This is essential reading for any comic fan and for anyone that loves the TV show. If you are a fan of the show and have never read the comic, you are going to be in for a treat. This arc, even as a standalone story, works incredibly well. Read this anyway that you can, buy it at your local comic shop, download it from Comixology, or torrent it.
Sunday, December 1, 2013
Would the real Governor step forward, please.
About time this happened. These last two episodes that were focused on him solely felt like a time-out in the progress of the season. I understand why the show did this, but his arc was so quick I could have used more time seeing him portray Brian. Alas, the man is back, in charge, and wanting revenge on everyone.

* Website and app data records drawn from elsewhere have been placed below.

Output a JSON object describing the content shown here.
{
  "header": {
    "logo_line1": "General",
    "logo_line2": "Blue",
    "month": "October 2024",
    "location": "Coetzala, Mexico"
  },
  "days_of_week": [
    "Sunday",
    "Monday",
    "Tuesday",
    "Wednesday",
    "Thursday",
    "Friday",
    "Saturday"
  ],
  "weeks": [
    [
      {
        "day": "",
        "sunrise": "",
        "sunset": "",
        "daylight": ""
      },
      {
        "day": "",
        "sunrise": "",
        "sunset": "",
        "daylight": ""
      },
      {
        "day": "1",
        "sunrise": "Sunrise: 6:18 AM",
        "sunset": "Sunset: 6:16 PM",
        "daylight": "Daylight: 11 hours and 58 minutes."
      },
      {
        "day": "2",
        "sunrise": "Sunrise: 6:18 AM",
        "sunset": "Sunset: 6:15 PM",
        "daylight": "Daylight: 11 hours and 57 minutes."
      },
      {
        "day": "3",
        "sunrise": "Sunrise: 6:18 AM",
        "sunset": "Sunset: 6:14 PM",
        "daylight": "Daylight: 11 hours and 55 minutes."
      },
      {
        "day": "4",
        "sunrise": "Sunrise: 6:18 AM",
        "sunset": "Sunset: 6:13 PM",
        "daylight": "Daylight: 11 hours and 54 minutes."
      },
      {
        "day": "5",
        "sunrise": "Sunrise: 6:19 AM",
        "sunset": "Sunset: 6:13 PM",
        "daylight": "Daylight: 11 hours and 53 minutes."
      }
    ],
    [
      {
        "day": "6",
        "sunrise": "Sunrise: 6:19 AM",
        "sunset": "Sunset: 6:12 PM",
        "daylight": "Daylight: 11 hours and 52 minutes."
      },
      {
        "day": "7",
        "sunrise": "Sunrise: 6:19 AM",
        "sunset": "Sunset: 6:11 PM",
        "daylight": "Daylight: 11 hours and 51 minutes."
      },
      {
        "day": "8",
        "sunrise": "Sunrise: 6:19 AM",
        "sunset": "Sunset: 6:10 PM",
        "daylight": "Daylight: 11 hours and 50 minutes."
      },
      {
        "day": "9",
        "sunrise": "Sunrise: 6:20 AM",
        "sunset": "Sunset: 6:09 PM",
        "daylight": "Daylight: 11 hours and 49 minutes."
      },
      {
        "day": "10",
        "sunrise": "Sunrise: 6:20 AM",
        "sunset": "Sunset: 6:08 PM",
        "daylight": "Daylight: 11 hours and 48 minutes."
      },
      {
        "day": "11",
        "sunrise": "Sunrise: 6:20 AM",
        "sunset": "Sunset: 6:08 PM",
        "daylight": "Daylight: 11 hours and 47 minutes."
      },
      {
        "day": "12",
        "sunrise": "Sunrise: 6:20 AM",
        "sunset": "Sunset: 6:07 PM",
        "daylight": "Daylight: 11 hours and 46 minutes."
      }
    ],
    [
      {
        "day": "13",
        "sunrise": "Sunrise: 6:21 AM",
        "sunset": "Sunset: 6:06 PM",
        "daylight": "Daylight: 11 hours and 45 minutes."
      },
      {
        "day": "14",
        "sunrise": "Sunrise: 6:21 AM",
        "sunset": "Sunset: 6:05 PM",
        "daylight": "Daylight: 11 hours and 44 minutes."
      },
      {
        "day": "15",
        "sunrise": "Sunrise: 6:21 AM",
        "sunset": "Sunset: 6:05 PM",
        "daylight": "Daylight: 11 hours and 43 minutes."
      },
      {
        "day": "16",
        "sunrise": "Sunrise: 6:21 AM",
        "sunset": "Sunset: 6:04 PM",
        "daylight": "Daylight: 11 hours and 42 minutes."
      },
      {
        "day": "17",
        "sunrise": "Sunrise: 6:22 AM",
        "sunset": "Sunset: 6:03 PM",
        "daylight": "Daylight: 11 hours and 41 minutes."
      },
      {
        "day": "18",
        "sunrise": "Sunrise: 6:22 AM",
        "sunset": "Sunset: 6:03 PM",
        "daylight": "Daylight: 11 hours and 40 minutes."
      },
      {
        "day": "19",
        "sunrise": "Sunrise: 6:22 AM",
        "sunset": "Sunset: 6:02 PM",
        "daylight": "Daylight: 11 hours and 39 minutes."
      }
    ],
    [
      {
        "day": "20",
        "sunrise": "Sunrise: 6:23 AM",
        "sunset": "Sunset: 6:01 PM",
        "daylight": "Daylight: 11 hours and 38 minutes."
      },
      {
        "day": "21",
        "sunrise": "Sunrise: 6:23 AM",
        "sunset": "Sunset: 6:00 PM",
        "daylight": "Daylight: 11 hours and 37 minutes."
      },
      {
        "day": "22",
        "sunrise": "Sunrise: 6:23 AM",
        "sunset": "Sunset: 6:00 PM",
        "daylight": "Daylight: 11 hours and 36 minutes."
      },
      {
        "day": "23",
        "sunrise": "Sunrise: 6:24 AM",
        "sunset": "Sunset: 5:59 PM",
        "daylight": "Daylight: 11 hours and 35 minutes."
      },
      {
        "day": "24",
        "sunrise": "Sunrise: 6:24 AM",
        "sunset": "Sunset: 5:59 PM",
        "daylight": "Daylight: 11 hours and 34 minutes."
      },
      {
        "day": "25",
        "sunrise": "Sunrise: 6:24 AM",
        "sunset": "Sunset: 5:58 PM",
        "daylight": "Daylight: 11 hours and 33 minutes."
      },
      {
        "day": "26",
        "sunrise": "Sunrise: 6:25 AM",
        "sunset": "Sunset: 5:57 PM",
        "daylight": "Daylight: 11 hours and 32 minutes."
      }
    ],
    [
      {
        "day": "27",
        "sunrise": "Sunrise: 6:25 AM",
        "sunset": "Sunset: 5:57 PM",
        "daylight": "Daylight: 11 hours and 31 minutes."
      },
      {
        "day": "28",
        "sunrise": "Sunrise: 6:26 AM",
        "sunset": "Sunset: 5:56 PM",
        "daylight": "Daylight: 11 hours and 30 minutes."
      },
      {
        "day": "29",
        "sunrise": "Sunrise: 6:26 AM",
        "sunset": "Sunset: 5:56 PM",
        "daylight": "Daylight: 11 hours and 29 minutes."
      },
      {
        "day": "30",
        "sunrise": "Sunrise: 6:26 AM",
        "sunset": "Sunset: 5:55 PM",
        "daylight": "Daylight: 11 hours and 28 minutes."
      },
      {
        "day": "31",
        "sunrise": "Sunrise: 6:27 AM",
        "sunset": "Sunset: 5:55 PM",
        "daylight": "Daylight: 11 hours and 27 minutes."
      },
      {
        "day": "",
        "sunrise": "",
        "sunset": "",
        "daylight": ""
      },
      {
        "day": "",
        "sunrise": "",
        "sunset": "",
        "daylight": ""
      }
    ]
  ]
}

The episode starts with a back and forth between Meghan and The Governor, and Martinez and The Governor. His initial talks with Martinez are tense and show anger between the two. His talk with Meghan though gets his brain moving towards making the next move in life. This was the first sign that he was back and ready to make moves. After a supply run that some good walker deaths they were back at camp. Martinez made a joke while using the golf clubs from Woodbury about sharing leadership with The Governor. Needless to say The Governor didn’t find it funny and that was all she wrote for Martinez. It was a beautiful death and words will do it no justice. The acting was superb and the scene was great.
The Governor tried to leave before anything else happened. He gathered up his new family, including Tara’s new girl fling, and they all drove out in the middle of the night. Soon enough they were stopped by a slew of walkers stuck in quicksand like mud in the middle of the road. Some great make up work here as the walkers have only been getting better as the season has gone on. Having to go back to the camp, The Governor decides it is time to take charge.
With a brutal death to Pete and a decision to see if he can get Mitch on his side, Pete’s brother, The Governor takes full reign of the camp. The theme again has been can you ever come back from something and still be who you once were. The Governor clearly can go straight back into his all-out crazy mode of controlling everything and being the leader again, despite the look of him not really wanting to take the mantel.
Of course he knows of a place to keep everyone safe and we get a great ending to the episode with him secretly spying on the prison. With a raise of his gun, the episode cuts to black in a great cliff-hanger to the last episode of the year. It seems as if he will do everything in his power to keep Meghan, Tara, and Lily safe. I think the last episode of the year is going to be explosive, exciting, and see many deaths from some of the regulars we have come to know and love.